The humanistic educational tradition that 16th century Jesuits embraced did not entirely write off the scientific viewpoint. It drew on some elements of the scientific and saw it as a junior partner. It prioritized the physical, moral, religious, and cultural aspects of human development. It aimed at educating the whole person—the body, the mind, the soul—to produce well-rounded and socially aware members of society deeply engaged in community affairs and the common good.

O’Malley sees the humanistic educational tradition as inherently different from the scientific, which, in his view, prioritized intellectual problem solving, dispassionate analysis, and studying the physical world for career advancement. He sees Jesuit liberal arts education as a tent that has housed both traditions from the start but expresses concern at the size, weight, and clout of the humanistic tradition in that tent.  
Like O’Malley, Dean Rader and others have recently grappled with the role and purpose of the humanities in the liberal arts tent. Rader frames his liberal arts tent on Max Weber’s distinction between the instrumental rationale and the value rationale, not the humanistic or scientific viewpoint O’Malley traces to Ancient Greece. He praises the humanistic tradition within that tent and paints it as the most sensible way forward. He sees the liberal arts as central to who we are as human beings, what we do, and the very meaning we ascribe to things—including our lives. 
Questions for Reflection

  • Based on O’Malley and Rader's views, how would you characterize the liberal arts tent at the University of San Francisco? Are we educating hearts, minds, and bodies, or are we simply training young professionals for today’s workforce?  
  • O’Malley sees teaching the humanities as introductory classes for someone pursuing a career as the increasing clout of the scientific and professional tradition in the Jesuit liberal arts tent. Do you agree with his view? How do you balance the inherent conflicts he sees in both traditions within the liberal arts tent?


Farrell S.J., Allan P. (1970 July 21). The Ratio Studiorum of 1599, English translation. Jesuit Global Network of Schools.

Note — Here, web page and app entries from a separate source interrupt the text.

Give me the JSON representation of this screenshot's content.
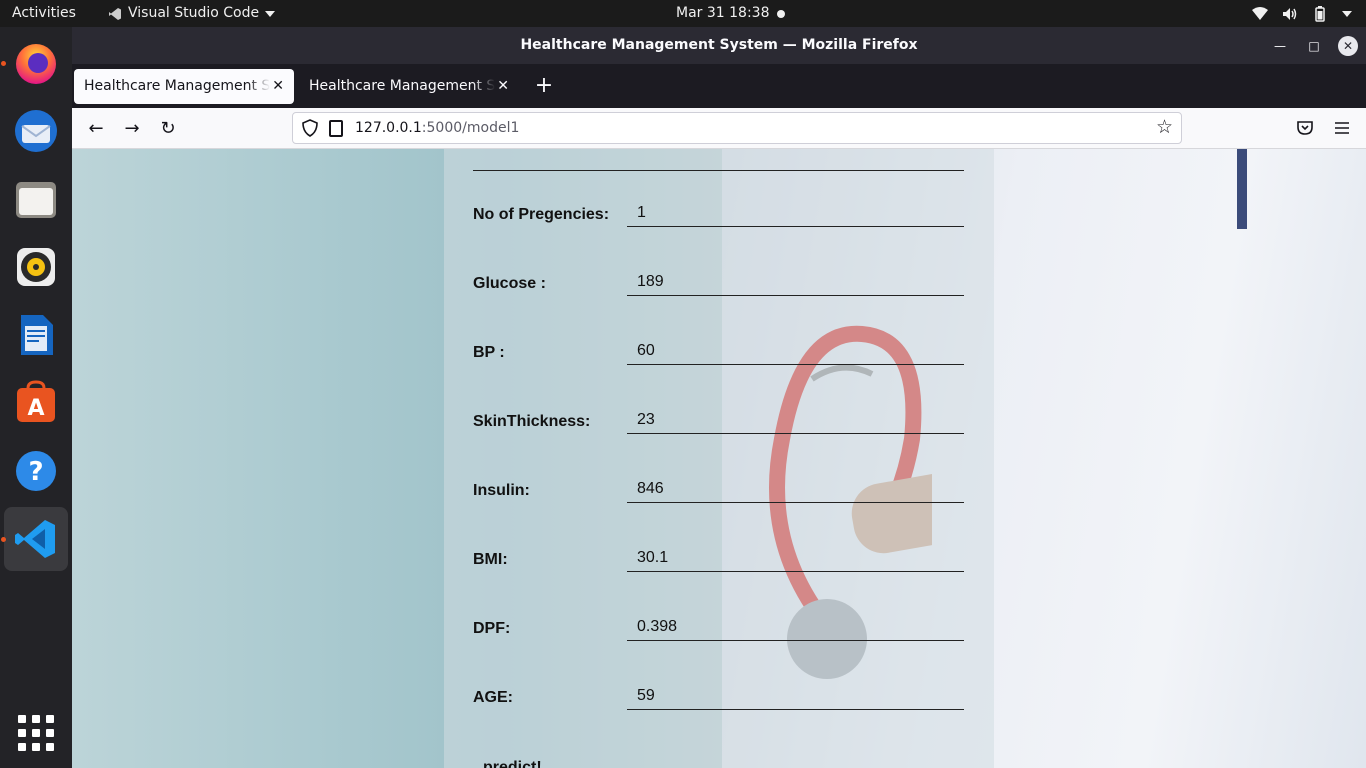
{
  "topbar": {
    "activities": "Activities",
    "app_name": "Visual Studio Code",
    "clock": "Mar 31  18:38",
    "tray_icons": [
      "wifi-icon",
      "volume-icon",
      "battery-icon",
      "power-menu-icon"
    ]
  },
  "dock": {
    "apps": [
      "Firefox",
      "Thunderbird",
      "Files",
      "Rhythmbox",
      "LibreOffice Writer",
      "Ubuntu Software",
      "Help",
      "Visual Studio Code"
    ],
    "icons": [
      "firefox-icon",
      "thunderbird-icon",
      "files-icon",
      "rhythmbox-icon",
      "writer-icon",
      "software-icon",
      "help-icon",
      "vscode-icon"
    ],
    "show_apps": "show-apps-icon"
  },
  "window": {
    "title": "Healthcare Management System — Mozilla Firefox"
  },
  "tabs": [
    {
      "label": "Healthcare Management System",
      "selected": true
    },
    {
      "label": "Healthcare Management System",
      "selected": false
    }
  ],
  "urlbar": {
    "host": "127.0.0.1",
    "path": ":5000/model1"
  },
  "form": {
    "fields": [
      {
        "label": "No of Pregencies:",
        "value": "1"
      },
      {
        "label": "Glucose :",
        "value": "189"
      },
      {
        "label": "BP :",
        "value": "60"
      },
      {
        "label": "SkinThickness:",
        "value": "23"
      },
      {
        "label": "Insulin:",
        "value": "846"
      },
      {
        "label": "BMI:",
        "value": "30.1"
      },
      {
        "label": "DPF:",
        "value": "0.398"
      },
      {
        "label": "AGE:",
        "value": "59"
      }
    ],
    "submit_label": "predict!"
  },
  "colors": {
    "accent": "#e95420",
    "firefox_chrome": "#2b2a33",
    "tabstrip": "#1c1b22"
  }
}
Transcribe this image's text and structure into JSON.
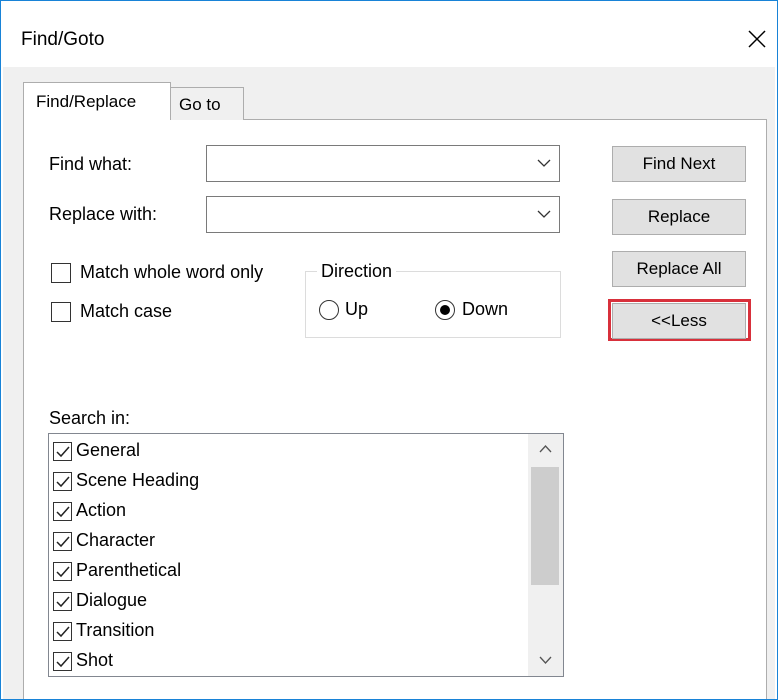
{
  "window": {
    "title": "Find/Goto",
    "close_icon": "close-icon"
  },
  "tabs": [
    {
      "label": "Find/Replace",
      "active": true
    },
    {
      "label": "Go to",
      "active": false
    }
  ],
  "find": {
    "label": "Find what:",
    "value": "",
    "dropdown_icon": "chevron-down-icon"
  },
  "replace": {
    "label": "Replace with:",
    "value": "",
    "dropdown_icon": "chevron-down-icon"
  },
  "options": {
    "match_whole_word": {
      "label": "Match whole word only",
      "checked": false
    },
    "match_case": {
      "label": "Match case",
      "checked": false
    }
  },
  "direction": {
    "title": "Direction",
    "up": {
      "label": "Up",
      "checked": false
    },
    "down": {
      "label": "Down",
      "checked": true
    }
  },
  "buttons": {
    "find_next": "Find Next",
    "replace": "Replace",
    "replace_all": "Replace All",
    "less": "<<Less",
    "highlight_color": "#d8303b"
  },
  "search_in": {
    "label": "Search in:",
    "items": [
      {
        "label": "General",
        "checked": true
      },
      {
        "label": "Scene Heading",
        "checked": true
      },
      {
        "label": "Action",
        "checked": true
      },
      {
        "label": "Character",
        "checked": true
      },
      {
        "label": "Parenthetical",
        "checked": true
      },
      {
        "label": "Dialogue",
        "checked": true
      },
      {
        "label": "Transition",
        "checked": true
      },
      {
        "label": "Shot",
        "checked": true
      }
    ]
  },
  "colors": {
    "window_border": "#1883d7",
    "dialog_background": "#f0f0f0",
    "button_face": "#e1e1e1"
  }
}
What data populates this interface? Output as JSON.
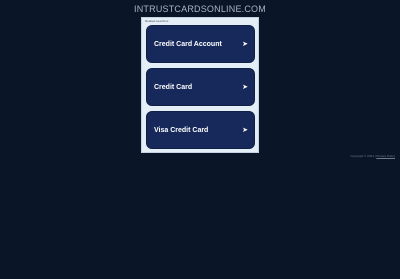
{
  "header": {
    "site_title": "INTRUSTCARDSONLINE.COM"
  },
  "panel": {
    "label": "Related searches",
    "links": [
      {
        "label": "Credit Card Account",
        "icon": "arrow-right-icon"
      },
      {
        "label": "Credit Card",
        "icon": "arrow-right-icon"
      },
      {
        "label": "Visa Credit Card",
        "icon": "arrow-right-icon"
      }
    ]
  },
  "footer": {
    "copyright": "Copyright © 2024 |",
    "privacy_link": "Privacy Policy"
  },
  "colors": {
    "background": "#0b1528",
    "panel": "#e4eef6",
    "button": "#16295a",
    "title_text": "#a9b3c6"
  }
}
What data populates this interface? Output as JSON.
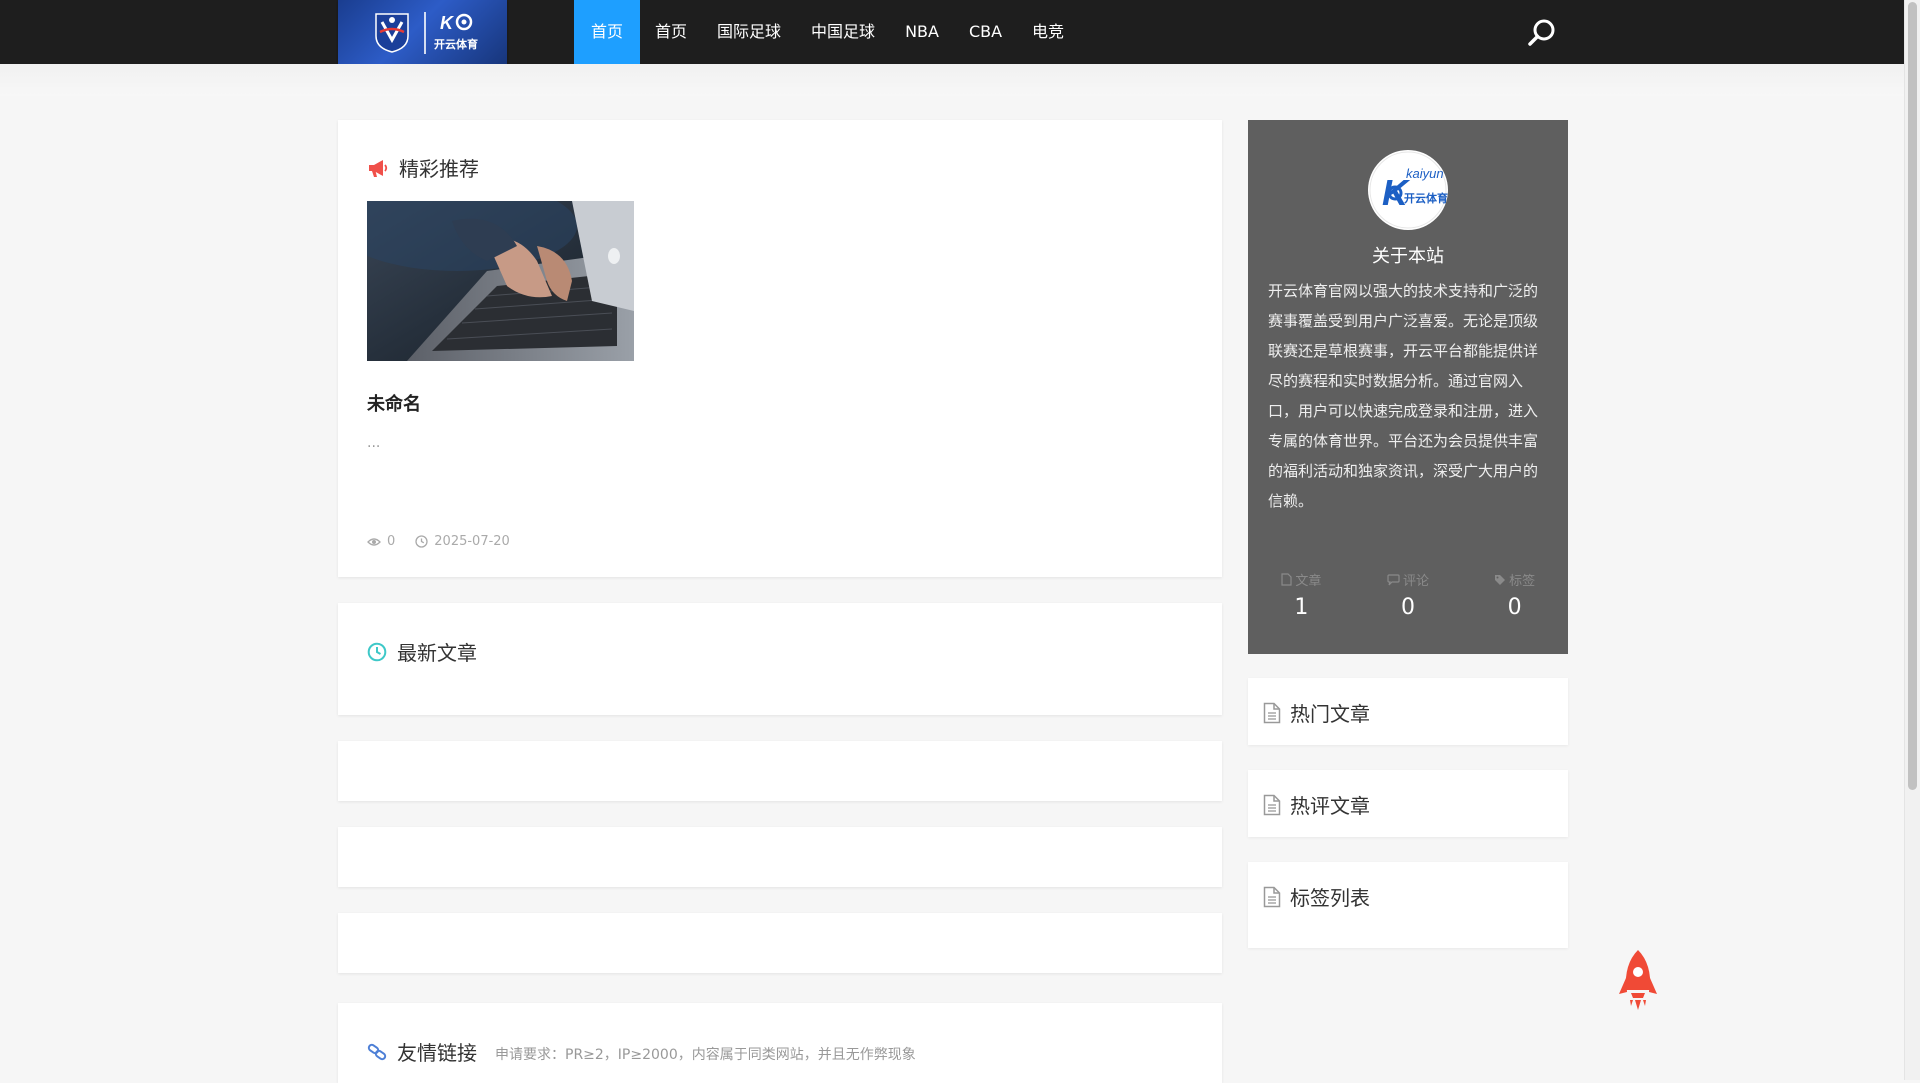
{
  "logo": {
    "text": "开云体育"
  },
  "nav": {
    "items": [
      {
        "label": "首页",
        "active": true
      },
      {
        "label": "首页",
        "active": false
      },
      {
        "label": "国际足球",
        "active": false
      },
      {
        "label": "中国足球",
        "active": false
      },
      {
        "label": "NBA",
        "active": false
      },
      {
        "label": "CBA",
        "active": false
      },
      {
        "label": "电竞",
        "active": false
      }
    ],
    "search_icon": "search-icon"
  },
  "featured": {
    "title": "精彩推荐",
    "post": {
      "title": "未命名",
      "excerpt": "...",
      "views": "0",
      "date": "2025-07-20"
    }
  },
  "latest": {
    "title": "最新文章"
  },
  "friends": {
    "title": "友情链接",
    "requirement": "申请要求：PR≥2，IP≥2000，内容属于同类网站，并且无作弊现象"
  },
  "about": {
    "avatar_text": "kaiyun",
    "avatar_subtext": "开云体育",
    "title": "关于本站",
    "description": "开云体育官网以强大的技术支持和广泛的赛事覆盖受到用户广泛喜爱。无论是顶级联赛还是草根赛事，开云平台都能提供详尽的赛程和实时数据分析。通过官网入口，用户可以快速完成登录和注册，进入专属的体育世界。平台还为会员提供丰富的福利活动和独家资讯，深受广大用户的信赖。",
    "stats": [
      {
        "label": "文章",
        "value": "1"
      },
      {
        "label": "评论",
        "value": "0"
      },
      {
        "label": "标签",
        "value": "0"
      }
    ]
  },
  "widgets": {
    "hot_posts": "热门文章",
    "hot_comments": "热评文章",
    "tag_list": "标签列表"
  },
  "colors": {
    "nav_bg": "#1e1e1e",
    "nav_active": "#1e9fff",
    "about_bg": "#5f5f5f",
    "page_bg": "#f6f6f6",
    "featured_icon": "#f0504a",
    "latest_icon": "#3ec8c8",
    "friends_icon": "#4d7fd6",
    "rocket": "#f04a36"
  }
}
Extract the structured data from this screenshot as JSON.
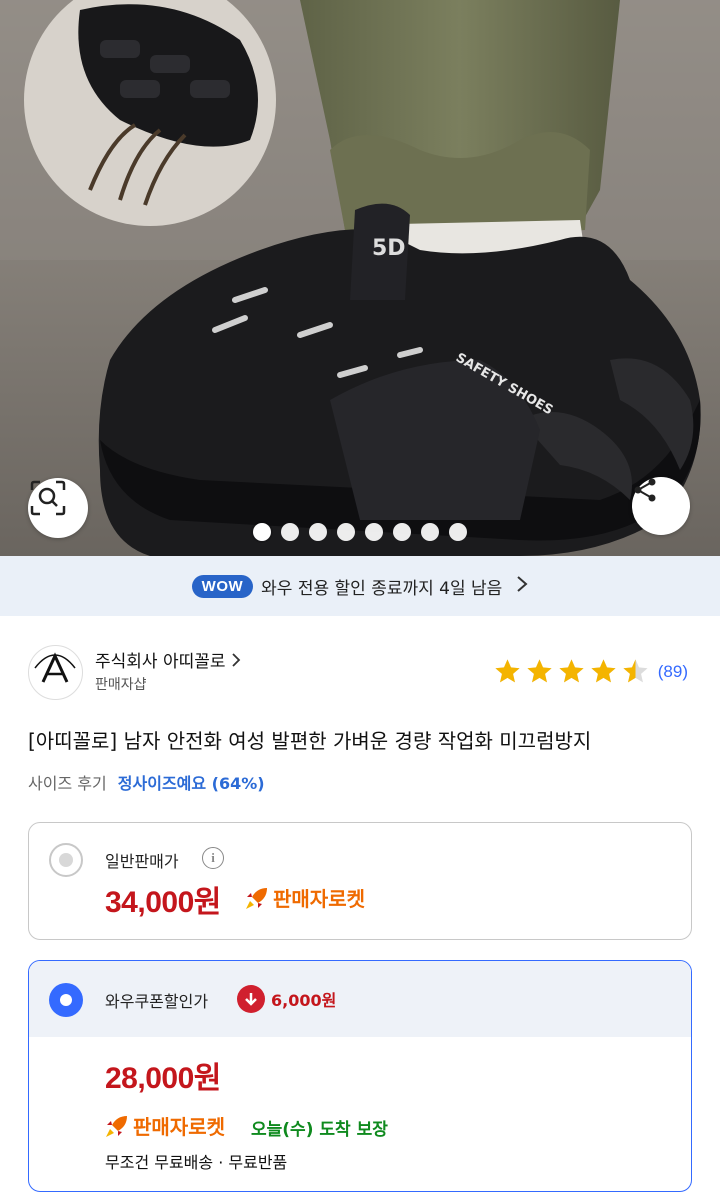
{
  "wow_bar": {
    "badge": "WOW",
    "text": "와우 전용 할인 종료까지 4일 남음"
  },
  "gallery": {
    "dot_count": 8,
    "active_index": 0
  },
  "seller": {
    "name": "주식회사 아띠꼴로",
    "sub": "판매자샵"
  },
  "rating": {
    "stars": 4.5,
    "count": "(89)"
  },
  "product": {
    "title": "[아띠꼴로] 남자 안전화 여성 발편한 가벼운 경량 작업화 미끄럼방지",
    "size_label": "사이즈 후기",
    "size_value": "정사이즈예요 (64%)"
  },
  "prices": {
    "regular_label": "일반판매가",
    "regular_price": "34,000원",
    "rocket_label": "판매자로켓",
    "wow_label": "와우쿠폰할인가",
    "wow_discount": "6,000원",
    "wow_price": "28,000원",
    "arrival": "오늘(수) 도착 보장",
    "shipping": "무조건 무료배송 · 무료반품"
  },
  "colors": {
    "accent_blue": "#346aff",
    "price_red": "#c4161c",
    "rocket_orange": "#ef6a00",
    "star_yellow": "#f4b400",
    "arrival_green": "#0f8a1e"
  }
}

O’Malley S.J., John W. (Spring 2015). “Jesuit Schools and the Humanities Yesterday and Today.” Studies in the Spirituality of Jesuits, Seminar on Jesuit Spirituality. Vol. 47, No. 1.

Rader, Dean. (May 2020.). “A Case for Liberal Arts.” USF Magazine, University of San Francisco.